def answer(): text = ‘What is the p/e ratio of apple?’ url = ‘https://spawnerapi.com/answer/’ + token data = {‘text’: text} headers = {‘Content-type’: ‘application/json’} x = requests.post(url, data=json.dumps(data), headers=headers) print(x.text)

# Tokens available at https://spawner.ai
token = 'sp_vnz938vnzjd93nvnz'
text = 'What is the p/e ratio of apple?'
url = 'https://spawnerapi.com/answer/' + token
data = {'text': text}
headers = {'Content-type': 'application/json'}
x = requests.post(url, data=json.dumps(data), headers=headers) print(x.text)

The /answer endpoint is a Natural Language Processing endpoint that takes any financial question and returns an answer!

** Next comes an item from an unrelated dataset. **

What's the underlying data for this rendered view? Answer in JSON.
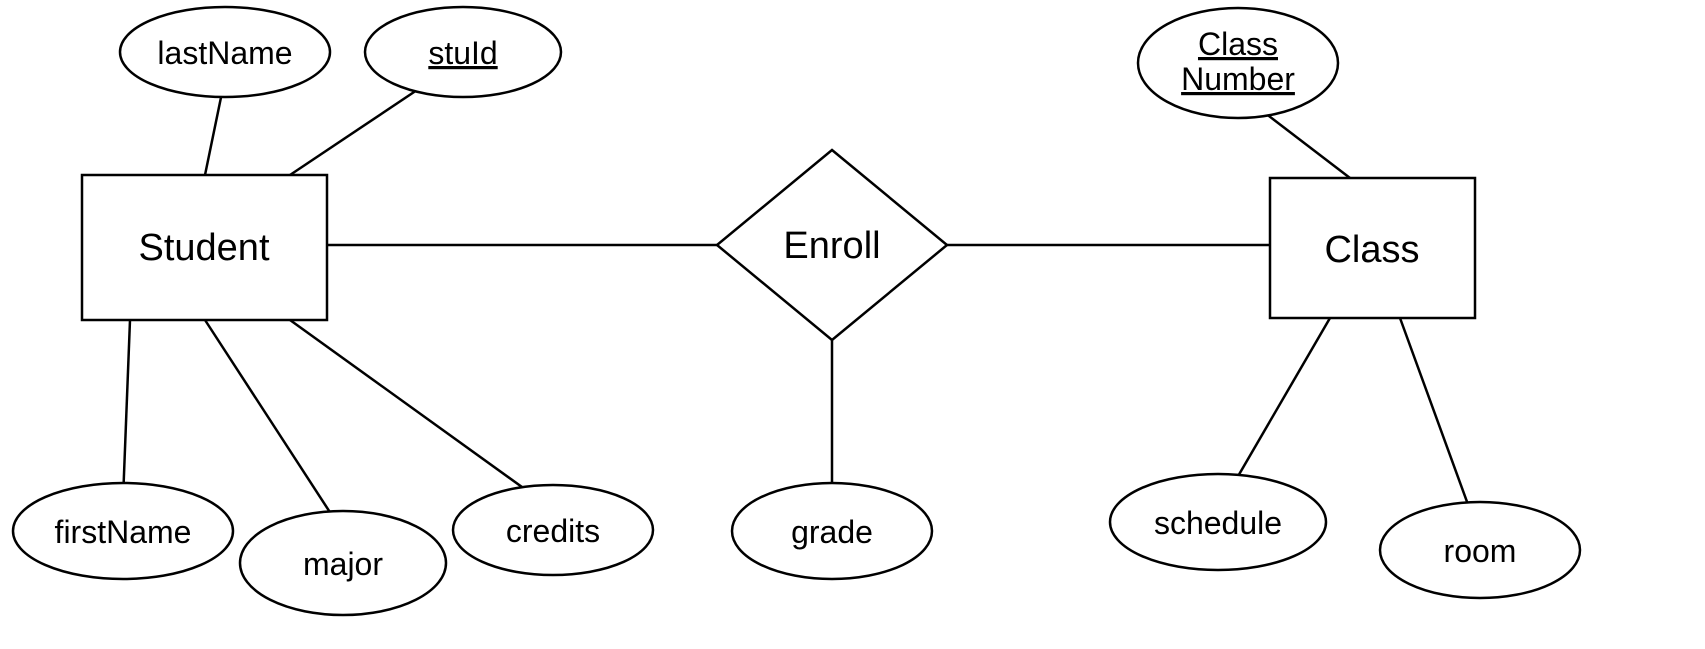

You can read about more useful Machine Learning endpoints here.

And here’s some example code for getting started with APIs in Python as well as in a Jupyter Notebook of API examples for easier use.

Closing

In your own company, you should be building your models and properly exposing them in an API, perhaps with various permutations of the same model. Whether or not you use the Spawner API or choose to build your own API ecosystem internally, keep things nice and clean, write good documentation, and encourage others to make good use of your existing code!